Selective Intelligence at the White House
Guess who's cherry-picking intelligence now? Eli Lake reports that the Obama White House reached its conclusion that the 9/11 North Africa attacks were "spontaneous" reactions to a YouTube video by accepting the most convenient (and rejecting the inconvenient) parts of one single intelligence intercept.
The theory that the [Benghazi and Cairo] attacks were spontaneous was echoed by White House Press Secretary Jay Carney on Sept. 14, just three days after the attacks, and again on Sept. 16 by Ambassador Rice. On Sept. 18, Carney said, “Based on information that we—our initial information, and that includes all information—we saw no evidence to back up claims by others that this was a preplanned or premeditated attack.”
The intelligence that helped inform those talking points—and what the U.S. public would ultimately be told—came in part from an intercept of a phone call between one of the alleged attackers and a middle manager from al Qaeda in the Islamic Maghreb (AQIM), the group’s north African affiliate, according to U.S. officials familiar with the intercept. In the call, the alleged attacker said the locals went forward with the attack only after watching the riots that same day at the U.S. embassy in Cairo.
However, the intercept was one of several monitored communications during and after the attacks between members of a local militia called Ansar al-Sharia and AQIM, which, taken together, suggest the assault was in fact a premeditated terrorist attack, according to U.S. intelligence and counter-terrorism officials not authorized to talk to the press.
In one of the calls, for example, members of Ansar al-Sharia bragged about their successful attack against the American consulate and the U.S. ambassador.

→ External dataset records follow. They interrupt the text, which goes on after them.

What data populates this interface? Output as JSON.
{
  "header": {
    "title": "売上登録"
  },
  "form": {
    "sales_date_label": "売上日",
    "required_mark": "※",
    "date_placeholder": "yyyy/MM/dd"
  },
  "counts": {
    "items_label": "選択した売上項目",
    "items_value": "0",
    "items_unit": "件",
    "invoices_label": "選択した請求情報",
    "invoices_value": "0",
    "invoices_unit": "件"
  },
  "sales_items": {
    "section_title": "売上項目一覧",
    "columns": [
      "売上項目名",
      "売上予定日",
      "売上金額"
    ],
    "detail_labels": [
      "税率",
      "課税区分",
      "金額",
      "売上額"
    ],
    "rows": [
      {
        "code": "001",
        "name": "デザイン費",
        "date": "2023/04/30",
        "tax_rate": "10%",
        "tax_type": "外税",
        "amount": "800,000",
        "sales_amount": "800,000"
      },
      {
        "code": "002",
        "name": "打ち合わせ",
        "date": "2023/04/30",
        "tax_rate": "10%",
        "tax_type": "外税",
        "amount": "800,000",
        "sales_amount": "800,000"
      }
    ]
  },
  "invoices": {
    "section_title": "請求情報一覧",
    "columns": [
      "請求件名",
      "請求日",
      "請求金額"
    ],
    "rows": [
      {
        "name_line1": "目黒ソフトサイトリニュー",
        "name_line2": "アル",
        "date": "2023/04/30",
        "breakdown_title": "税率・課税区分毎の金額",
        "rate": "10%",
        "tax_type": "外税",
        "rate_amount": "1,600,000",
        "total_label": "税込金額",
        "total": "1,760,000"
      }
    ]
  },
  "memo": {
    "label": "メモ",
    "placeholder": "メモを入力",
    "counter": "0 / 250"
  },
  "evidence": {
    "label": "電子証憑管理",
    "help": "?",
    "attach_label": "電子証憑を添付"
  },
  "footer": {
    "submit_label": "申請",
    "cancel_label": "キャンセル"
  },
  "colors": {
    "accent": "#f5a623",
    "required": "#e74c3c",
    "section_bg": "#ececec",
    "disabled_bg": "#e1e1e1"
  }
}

It’s unclear why the talking points said the attacks were spontaneous and why they didn’t mention the possibility of al Qaeda involvement, given the content of the intercepts and the organizations the speakers were affiliated with. One U.S. intelligence officer said the widely distributed assessment was an example of “cherry picking,” or choosing one piece of intelligence and ignoring other pieces, to support a preferred thesis.